In this context, an alternative, life-giving interpretation of Jesus’ words in John’s gospel is a call to focus on the long game of establishing justice in the earth over the temporary gains of power, privilege or property.
Let me offer some examples.
Those in control of and benefiting from the US fossil fuel industries have a decision to make: continue making enormous profits today and make our planet uninhabitable through the climate change that results from burning industry products, or abandon those profits (“food that spoils”) to ensure our planet remains a safe, habitable home for everyone (“food that endures to eternal life”).
A friend connected to various Evangelical and fundamentalist ministries shares another example. My friend has witnessed those who have successful ministries pressured to embrace or align with the current surge in Christian nationalism and that movement’s politics. If they do, they’re choosing to support or at least go along with things they never would have imagined themselves supporting just to keep money flowing into their ministries. Their choice is between standing against what they see happening, trying to rightly inform their supporters, losing financial support, and downsizing their “successful” ministries, and staying silent, going along with troubling things, and trying to maintain supporters who understand what they are doing and supporters who are sincere but misled or misinformed. This is a textbook example of working for “food that spoils” rather than “food that endures to eternal life.”

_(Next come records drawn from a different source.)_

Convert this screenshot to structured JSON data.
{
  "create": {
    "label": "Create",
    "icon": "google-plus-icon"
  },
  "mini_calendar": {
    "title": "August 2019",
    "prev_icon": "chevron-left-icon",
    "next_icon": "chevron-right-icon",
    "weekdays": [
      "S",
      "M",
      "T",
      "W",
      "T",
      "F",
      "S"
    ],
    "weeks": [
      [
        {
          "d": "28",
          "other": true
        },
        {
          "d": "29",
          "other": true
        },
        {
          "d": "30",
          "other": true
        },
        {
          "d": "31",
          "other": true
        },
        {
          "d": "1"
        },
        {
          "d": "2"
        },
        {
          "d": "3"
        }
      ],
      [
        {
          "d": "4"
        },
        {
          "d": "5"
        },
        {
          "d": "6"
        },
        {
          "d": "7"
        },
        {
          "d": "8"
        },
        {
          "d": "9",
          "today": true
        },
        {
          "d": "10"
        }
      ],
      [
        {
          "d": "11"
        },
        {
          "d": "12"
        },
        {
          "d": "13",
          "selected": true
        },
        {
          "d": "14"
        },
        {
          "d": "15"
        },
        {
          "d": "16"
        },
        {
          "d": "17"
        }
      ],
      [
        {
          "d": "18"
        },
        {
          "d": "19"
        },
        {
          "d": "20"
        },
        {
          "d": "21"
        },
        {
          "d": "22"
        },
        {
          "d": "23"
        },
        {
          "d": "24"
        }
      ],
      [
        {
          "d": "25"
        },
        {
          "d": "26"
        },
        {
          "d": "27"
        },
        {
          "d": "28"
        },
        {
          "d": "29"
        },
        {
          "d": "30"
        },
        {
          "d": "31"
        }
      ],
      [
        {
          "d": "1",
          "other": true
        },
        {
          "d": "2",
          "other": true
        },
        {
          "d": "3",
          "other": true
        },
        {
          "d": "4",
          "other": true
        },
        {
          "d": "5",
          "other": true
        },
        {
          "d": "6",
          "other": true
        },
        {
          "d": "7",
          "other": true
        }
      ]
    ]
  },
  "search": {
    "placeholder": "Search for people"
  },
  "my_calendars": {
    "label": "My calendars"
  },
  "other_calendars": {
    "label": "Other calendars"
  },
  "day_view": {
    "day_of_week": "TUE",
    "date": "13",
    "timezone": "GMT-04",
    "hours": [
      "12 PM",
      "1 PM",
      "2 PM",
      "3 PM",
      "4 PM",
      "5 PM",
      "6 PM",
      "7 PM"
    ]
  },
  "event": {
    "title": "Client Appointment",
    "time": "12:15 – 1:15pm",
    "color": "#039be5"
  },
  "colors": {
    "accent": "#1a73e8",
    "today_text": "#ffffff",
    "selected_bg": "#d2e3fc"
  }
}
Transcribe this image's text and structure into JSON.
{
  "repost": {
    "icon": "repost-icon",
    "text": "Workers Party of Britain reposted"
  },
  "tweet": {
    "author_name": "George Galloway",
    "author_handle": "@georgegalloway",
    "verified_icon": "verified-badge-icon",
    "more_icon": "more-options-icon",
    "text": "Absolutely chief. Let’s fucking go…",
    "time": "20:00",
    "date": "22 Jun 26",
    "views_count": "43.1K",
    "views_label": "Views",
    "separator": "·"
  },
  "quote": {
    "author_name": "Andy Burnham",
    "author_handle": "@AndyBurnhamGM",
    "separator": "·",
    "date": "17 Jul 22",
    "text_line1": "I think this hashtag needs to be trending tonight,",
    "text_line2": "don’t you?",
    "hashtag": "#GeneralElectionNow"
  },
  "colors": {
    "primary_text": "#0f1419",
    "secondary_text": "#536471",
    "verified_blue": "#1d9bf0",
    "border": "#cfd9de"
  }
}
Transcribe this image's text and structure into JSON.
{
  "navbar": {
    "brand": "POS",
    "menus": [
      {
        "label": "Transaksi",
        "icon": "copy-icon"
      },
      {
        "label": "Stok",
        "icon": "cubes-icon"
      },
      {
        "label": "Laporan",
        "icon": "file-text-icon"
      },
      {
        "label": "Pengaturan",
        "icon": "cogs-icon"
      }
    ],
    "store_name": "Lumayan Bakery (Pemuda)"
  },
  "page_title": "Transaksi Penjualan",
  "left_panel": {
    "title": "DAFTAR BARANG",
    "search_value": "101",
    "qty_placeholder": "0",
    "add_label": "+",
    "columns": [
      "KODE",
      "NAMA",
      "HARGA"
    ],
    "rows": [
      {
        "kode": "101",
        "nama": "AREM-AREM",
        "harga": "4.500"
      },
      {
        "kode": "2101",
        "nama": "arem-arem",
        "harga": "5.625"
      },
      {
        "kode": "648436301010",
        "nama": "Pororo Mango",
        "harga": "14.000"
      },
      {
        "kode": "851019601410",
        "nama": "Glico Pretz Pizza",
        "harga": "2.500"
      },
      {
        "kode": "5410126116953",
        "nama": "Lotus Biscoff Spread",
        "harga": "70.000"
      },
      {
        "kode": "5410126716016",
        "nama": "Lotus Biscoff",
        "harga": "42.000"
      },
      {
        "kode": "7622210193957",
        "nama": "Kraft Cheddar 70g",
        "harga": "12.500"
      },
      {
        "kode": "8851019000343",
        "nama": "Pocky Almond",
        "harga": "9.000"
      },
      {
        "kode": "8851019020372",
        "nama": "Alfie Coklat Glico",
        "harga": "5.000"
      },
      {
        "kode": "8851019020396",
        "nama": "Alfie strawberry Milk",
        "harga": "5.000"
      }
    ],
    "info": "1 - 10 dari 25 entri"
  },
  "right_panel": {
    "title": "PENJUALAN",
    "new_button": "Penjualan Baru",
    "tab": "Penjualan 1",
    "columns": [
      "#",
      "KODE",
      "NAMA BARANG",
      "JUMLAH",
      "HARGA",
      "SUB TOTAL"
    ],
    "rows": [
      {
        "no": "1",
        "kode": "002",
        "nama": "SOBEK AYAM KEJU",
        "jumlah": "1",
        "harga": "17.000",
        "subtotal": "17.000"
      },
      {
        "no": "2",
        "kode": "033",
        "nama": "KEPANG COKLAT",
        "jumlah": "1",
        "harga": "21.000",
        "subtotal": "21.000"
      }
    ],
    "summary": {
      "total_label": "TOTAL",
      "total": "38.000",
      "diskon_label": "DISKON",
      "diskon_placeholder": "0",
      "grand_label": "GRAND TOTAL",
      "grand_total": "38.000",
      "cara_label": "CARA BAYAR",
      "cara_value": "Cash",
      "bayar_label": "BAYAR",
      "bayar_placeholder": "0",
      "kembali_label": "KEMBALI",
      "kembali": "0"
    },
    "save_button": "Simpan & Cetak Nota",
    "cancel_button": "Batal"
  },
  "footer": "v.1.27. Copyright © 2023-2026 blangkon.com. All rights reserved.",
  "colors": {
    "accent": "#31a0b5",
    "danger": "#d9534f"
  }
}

US politicians now have a very similar choice: go along with Trumpism, anti-vaccination, and/or other troubling party platforms to get re-elected next year (working for “food that spoils”) or stand against what they feel is harmful and face political ruin over the right thing to do long-term (working for “food that endures to eternal life”).
This is another variant of the choice laid before Luke’s gospel’s audience:
“What good is it for someone to gain the whole world, and yet lose or forfeit their very self?” (Luke 9:25)
I know something of having to make this kind of choice.
I’ll share a bit of my own story and what this all might mean for us today, in Part 3.